While being a football fan definitely helps your enjoyment of this book - if you really don't like football at all you might just want to watch the movie which I also highly recommend - it's not totally necessary. Unlike many books centered around sporting events or figures, this one leaves a lot of the jargon at home (probably because the author, Michael Lewis, is not a football person) and tells of the evolution of modern football, including the changes that free agency brought, while at the same time telling a heart-wrenching story about a young man who - in spite of the odds - found love and family and made himself a success.
I've read a lot of books that were turned into movies and they usually disappoint. My general rule is - either the book or the movie. This book - and this movie - are definitely the exceptions to the rule. As I said, if you don't like football at all skip the movie. But, if you like it - even just watching a game on Thanksgiving, or going to cheer for your local high school team once a season - pick up The Blind Side: Evolution of a Game. I know you'll enjoy it.
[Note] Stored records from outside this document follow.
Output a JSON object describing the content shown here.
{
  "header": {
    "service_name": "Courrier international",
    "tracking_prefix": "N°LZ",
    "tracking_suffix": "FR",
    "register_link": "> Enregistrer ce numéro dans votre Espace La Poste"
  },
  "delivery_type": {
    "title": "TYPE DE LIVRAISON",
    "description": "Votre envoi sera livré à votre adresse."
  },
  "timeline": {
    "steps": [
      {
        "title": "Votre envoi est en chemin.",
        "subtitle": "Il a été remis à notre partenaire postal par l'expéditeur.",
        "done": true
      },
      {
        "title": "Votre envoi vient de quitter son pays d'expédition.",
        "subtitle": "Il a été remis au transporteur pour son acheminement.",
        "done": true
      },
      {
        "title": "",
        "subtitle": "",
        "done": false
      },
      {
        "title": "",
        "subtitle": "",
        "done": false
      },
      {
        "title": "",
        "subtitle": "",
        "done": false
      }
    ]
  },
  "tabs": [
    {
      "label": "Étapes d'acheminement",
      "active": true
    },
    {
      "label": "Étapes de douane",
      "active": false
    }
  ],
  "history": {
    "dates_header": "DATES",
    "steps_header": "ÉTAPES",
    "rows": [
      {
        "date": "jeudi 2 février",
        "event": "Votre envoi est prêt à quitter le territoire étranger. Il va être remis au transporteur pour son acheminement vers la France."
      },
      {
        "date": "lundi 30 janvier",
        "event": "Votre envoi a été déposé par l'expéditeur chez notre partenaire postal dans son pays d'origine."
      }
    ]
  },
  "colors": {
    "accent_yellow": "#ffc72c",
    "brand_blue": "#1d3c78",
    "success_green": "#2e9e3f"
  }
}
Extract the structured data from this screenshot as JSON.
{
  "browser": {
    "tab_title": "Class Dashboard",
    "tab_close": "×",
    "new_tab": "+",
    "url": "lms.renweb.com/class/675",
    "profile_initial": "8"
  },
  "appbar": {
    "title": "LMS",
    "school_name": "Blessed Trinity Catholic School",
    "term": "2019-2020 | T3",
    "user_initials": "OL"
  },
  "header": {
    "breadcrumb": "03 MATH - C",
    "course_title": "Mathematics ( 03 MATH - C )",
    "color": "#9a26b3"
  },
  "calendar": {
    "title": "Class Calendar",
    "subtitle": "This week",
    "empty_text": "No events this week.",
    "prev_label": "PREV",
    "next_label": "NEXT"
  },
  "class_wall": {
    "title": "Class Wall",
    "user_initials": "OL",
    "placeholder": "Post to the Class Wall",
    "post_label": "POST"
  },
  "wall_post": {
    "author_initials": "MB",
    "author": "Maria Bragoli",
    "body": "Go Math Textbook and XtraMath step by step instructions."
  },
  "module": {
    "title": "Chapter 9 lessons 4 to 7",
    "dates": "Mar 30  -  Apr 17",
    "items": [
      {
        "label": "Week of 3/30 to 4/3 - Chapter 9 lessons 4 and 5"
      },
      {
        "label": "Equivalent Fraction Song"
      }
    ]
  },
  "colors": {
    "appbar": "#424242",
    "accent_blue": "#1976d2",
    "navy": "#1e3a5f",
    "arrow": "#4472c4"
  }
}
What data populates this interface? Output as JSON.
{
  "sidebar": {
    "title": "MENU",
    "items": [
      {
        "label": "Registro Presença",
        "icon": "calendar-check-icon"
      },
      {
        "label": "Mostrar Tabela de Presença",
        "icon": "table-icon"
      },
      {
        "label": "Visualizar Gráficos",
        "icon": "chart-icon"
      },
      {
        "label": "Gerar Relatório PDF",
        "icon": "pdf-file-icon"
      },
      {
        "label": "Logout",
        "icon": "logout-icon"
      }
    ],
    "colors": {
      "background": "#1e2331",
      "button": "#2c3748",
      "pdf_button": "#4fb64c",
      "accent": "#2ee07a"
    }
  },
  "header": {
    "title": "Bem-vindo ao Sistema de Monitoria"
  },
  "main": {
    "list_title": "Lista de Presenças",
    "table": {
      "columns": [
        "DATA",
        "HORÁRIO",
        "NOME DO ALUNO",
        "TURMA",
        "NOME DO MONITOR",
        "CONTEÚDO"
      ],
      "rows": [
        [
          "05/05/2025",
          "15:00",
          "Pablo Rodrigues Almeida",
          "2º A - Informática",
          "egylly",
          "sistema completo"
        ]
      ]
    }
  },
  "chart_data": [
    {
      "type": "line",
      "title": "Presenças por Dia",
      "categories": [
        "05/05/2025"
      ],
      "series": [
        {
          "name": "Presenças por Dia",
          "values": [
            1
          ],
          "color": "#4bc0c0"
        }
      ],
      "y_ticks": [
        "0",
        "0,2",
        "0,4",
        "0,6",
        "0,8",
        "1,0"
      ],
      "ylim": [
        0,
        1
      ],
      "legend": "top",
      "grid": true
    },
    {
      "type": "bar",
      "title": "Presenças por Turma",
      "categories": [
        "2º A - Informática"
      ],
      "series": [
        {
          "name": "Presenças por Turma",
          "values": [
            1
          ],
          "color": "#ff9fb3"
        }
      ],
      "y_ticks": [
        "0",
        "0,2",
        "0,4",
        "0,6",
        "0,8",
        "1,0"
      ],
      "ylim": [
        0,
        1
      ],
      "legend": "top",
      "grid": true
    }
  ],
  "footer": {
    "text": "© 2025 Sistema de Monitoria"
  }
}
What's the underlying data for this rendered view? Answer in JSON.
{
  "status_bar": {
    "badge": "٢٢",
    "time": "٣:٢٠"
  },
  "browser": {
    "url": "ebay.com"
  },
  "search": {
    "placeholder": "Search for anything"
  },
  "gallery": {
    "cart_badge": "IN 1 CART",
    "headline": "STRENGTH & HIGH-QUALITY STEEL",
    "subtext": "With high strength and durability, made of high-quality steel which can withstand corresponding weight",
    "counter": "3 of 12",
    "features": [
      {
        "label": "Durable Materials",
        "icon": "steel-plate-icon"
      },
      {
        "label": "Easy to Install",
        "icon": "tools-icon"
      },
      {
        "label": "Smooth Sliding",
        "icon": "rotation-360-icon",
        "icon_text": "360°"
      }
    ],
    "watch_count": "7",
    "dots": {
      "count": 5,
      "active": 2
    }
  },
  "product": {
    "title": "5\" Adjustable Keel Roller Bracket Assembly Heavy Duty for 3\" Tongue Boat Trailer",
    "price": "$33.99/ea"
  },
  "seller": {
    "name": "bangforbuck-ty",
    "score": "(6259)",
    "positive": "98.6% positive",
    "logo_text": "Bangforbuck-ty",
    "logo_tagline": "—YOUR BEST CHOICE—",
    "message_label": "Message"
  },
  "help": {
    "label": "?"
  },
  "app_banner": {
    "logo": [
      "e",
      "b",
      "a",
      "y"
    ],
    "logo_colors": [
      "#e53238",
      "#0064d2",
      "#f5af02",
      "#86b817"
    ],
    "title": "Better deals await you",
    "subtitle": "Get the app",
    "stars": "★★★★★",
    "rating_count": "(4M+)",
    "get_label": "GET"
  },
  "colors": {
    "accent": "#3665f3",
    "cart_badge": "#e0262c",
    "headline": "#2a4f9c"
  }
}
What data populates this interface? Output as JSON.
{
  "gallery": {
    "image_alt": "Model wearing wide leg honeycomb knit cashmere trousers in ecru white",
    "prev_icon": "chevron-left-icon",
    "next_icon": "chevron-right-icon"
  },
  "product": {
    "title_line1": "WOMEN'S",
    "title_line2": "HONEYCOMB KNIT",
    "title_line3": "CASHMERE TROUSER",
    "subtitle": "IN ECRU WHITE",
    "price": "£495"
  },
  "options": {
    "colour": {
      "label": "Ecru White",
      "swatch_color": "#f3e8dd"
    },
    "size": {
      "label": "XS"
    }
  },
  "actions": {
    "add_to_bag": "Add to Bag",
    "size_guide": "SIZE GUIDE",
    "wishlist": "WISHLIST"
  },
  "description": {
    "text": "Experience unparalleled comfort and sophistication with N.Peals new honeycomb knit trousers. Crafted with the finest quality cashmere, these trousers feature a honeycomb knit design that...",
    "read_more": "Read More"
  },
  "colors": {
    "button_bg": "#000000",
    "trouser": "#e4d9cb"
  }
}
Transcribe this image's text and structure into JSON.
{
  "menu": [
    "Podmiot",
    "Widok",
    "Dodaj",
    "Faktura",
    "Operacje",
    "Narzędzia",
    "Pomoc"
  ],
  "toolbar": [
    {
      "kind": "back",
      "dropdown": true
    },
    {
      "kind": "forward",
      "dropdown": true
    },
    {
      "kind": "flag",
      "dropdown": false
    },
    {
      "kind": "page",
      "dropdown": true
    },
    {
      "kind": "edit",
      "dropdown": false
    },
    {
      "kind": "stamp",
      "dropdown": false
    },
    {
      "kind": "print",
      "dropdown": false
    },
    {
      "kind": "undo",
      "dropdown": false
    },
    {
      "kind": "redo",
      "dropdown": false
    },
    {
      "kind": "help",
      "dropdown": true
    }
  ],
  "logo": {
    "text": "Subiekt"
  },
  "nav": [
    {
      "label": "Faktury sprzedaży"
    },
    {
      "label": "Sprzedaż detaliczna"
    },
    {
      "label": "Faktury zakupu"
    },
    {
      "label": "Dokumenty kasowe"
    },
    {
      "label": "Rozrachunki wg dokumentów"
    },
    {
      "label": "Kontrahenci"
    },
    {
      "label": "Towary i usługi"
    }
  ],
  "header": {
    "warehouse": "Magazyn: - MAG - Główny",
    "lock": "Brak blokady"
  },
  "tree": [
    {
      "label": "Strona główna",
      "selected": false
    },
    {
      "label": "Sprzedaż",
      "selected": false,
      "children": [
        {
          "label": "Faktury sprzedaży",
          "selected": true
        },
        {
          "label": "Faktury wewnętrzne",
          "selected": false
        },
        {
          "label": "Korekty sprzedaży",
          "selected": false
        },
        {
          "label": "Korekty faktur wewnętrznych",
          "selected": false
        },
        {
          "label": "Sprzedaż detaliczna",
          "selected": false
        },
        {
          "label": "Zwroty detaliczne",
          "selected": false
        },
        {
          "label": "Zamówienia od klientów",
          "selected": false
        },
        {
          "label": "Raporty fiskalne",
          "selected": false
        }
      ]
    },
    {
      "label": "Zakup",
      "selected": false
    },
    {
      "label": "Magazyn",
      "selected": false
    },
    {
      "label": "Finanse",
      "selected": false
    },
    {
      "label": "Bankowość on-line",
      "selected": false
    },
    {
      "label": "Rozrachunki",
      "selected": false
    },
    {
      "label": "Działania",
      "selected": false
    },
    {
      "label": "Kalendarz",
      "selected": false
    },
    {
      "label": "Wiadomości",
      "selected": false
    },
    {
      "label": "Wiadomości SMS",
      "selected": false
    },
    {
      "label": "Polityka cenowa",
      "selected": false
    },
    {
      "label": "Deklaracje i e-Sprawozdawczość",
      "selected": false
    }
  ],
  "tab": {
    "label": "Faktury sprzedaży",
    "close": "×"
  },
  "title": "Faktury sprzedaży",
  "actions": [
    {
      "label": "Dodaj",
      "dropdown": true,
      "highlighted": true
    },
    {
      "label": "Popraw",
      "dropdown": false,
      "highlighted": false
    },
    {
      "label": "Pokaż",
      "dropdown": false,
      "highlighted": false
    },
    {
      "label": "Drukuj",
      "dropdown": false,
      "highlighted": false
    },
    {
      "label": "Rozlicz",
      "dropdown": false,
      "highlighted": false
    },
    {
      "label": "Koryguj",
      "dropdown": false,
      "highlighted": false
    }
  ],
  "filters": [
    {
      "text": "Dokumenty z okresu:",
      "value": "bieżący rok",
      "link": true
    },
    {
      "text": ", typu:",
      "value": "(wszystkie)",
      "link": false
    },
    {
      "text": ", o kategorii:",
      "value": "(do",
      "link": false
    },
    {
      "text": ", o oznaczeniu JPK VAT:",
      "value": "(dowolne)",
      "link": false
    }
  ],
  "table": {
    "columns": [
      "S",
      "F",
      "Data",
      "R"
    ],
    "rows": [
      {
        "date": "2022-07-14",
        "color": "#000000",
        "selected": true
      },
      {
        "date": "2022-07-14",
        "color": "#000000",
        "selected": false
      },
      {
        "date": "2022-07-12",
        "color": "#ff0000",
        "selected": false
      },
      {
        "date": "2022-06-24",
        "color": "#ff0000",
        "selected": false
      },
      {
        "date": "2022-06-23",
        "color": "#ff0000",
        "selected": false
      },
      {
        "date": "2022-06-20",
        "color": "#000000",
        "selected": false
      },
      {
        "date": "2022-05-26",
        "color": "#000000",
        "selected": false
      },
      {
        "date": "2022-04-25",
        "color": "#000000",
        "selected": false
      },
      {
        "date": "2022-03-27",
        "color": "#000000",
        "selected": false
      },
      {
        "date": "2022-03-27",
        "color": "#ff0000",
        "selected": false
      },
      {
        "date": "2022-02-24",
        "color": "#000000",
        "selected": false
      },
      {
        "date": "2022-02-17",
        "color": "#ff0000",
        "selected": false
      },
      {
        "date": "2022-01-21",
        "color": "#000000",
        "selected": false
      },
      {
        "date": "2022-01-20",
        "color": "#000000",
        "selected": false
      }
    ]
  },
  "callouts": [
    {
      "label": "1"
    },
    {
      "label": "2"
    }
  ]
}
The only hesitation I have about the book is that I think it purports to be about Michael Oher, the high school and college phenom left tackle. In a lot of ways it is, but only to the extent that Lewis wanted to tell Oher's story. On the other hand, however, what Lewis is really exploring in this book is why and how a rich, white couple (Sean and Leigh Ann Tuoy) from one of the most segregated cities in America (Memphis) would become invested in young black kid who is ironically simultaneously almost impossible to notice and impossible to ignore.
In some ways, I think Lewis is interested in the Tuoys' investment in Michael as a person as is contrasted against the system's (Briarcrest High School Athletics Dept, Ole Miss University, and every other major college football program in the country, and the NFL). Everybody seems to want something from him, and that thing is immediately apparent and almost assured. But the Tuoy's were invested in him long before they realized just how good a player he was. In that sense, his incredible success seems to make their investment both charming and sincere.
Tough to admit (and Lewis doesn't address this at all, really) that I wouldn't have been interested in reading about the Tuoy's charity or Oher's luck had it not been for his incredible physical gifts. Maybe that's the real lesson of the book.